What is being discussed in the Arizona State Legislature is increasing the state sales tax from 5.5 percent to 6.6 percent, and the local sales tax and state tax would be added on as they are now.
Sedona Assistant City Manager Alison Zelms said increasing the sales tax could result in making the revenue streams for the state more stable.
She said a lot depends on what it would mean to the state to increase its sales tax by 1.1 percent.
“Would that go to the state?” Zelms asked, in wondering if Sedona would see any amount of the increase.
However, the state cannot raise the state sales tax. Only voters can change the tax rate. The state could put the issue on the November ballot, though.
“If approved, it gives us more confidence in state sales tax but will [give us] no significant increase,” she said, adding the city’s sales tax rate would stay the same at 3 percent.
Tom Belshe, deputy director of the Arizona League of Cities and Towns, said if the increase is approved by voters, consumers might decide to shop less.
However, he said voters need to decide if they want valuable service like police and education to be cut further or if they want to pay another 1 percent in state sales tax.

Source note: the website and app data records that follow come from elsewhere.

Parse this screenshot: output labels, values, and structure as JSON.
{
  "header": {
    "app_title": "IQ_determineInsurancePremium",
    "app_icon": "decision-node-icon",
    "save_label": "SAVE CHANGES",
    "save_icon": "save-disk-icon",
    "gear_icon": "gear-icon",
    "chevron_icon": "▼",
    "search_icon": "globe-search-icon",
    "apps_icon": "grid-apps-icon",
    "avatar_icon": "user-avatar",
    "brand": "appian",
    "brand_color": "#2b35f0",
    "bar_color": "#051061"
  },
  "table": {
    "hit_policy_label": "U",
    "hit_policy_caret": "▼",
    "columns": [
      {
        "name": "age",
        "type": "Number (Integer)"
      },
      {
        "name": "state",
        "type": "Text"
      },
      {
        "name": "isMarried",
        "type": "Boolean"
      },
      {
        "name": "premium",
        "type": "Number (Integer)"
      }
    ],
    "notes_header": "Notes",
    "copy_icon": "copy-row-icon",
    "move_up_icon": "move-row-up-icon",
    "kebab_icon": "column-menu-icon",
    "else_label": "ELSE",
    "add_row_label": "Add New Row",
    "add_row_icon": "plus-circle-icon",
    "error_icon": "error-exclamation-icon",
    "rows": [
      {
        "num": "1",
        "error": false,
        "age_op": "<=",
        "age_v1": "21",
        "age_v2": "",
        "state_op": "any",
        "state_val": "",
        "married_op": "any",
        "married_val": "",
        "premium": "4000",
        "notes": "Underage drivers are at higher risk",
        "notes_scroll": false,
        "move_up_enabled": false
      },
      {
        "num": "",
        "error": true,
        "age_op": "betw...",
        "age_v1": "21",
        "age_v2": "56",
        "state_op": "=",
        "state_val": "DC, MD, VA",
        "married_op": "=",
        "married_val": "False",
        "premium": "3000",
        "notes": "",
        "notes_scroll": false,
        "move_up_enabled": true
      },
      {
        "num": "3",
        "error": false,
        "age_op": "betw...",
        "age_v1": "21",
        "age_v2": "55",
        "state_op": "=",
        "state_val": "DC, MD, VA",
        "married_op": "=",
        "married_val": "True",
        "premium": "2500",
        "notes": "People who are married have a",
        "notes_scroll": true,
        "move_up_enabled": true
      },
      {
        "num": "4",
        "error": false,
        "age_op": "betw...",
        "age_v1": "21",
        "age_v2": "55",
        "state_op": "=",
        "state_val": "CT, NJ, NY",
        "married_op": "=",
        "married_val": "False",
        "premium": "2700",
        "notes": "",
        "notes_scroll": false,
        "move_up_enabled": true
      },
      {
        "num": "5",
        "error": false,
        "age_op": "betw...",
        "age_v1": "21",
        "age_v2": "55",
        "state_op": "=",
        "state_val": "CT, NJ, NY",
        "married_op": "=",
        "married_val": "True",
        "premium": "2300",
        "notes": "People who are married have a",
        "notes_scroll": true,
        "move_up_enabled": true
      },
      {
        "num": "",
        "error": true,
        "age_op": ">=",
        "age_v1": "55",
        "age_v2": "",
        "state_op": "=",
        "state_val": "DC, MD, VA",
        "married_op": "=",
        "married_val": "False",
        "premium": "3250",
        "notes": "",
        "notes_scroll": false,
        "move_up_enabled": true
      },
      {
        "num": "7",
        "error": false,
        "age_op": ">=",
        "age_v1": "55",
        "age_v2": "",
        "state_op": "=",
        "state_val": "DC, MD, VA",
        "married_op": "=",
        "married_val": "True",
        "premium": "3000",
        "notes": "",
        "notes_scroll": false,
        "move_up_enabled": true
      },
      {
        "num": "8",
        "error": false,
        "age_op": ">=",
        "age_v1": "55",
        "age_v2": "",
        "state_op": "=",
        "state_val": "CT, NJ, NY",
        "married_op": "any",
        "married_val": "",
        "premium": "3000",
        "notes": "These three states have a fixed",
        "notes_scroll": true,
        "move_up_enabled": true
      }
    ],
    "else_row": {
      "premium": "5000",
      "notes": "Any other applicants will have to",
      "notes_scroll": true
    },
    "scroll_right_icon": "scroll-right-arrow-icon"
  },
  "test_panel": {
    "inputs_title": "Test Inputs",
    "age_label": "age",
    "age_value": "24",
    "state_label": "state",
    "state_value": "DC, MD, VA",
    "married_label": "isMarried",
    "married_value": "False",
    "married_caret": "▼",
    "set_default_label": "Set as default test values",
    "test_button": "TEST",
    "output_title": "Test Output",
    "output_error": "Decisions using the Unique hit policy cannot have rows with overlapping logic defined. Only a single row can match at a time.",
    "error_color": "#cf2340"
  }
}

He said if it comes to a referendum and voters oppose increasing the tax rate, the state would almost have to reduce the budgets of state agencies to go on top of the cuts already made.
“People want more services, not less,” he said. “It’s one or the other.”
He also said the extra 1.1 percent would go directly back to the state and the communities collecting it would see none of it.
He said since the additional sales tax would affect the entire state, it would not be a deterrent for people to travel to other areas in the state. He said the 1.1 percent would affect Sedona, Phoenix and every other city and town.
“It’s a state tax that you can’t escape,” Belshe said. “People [would] definitely spend
less because of the additional tax.”
He said businesses thinking about moving to Arizona may not do so if they see these type of services are being cut.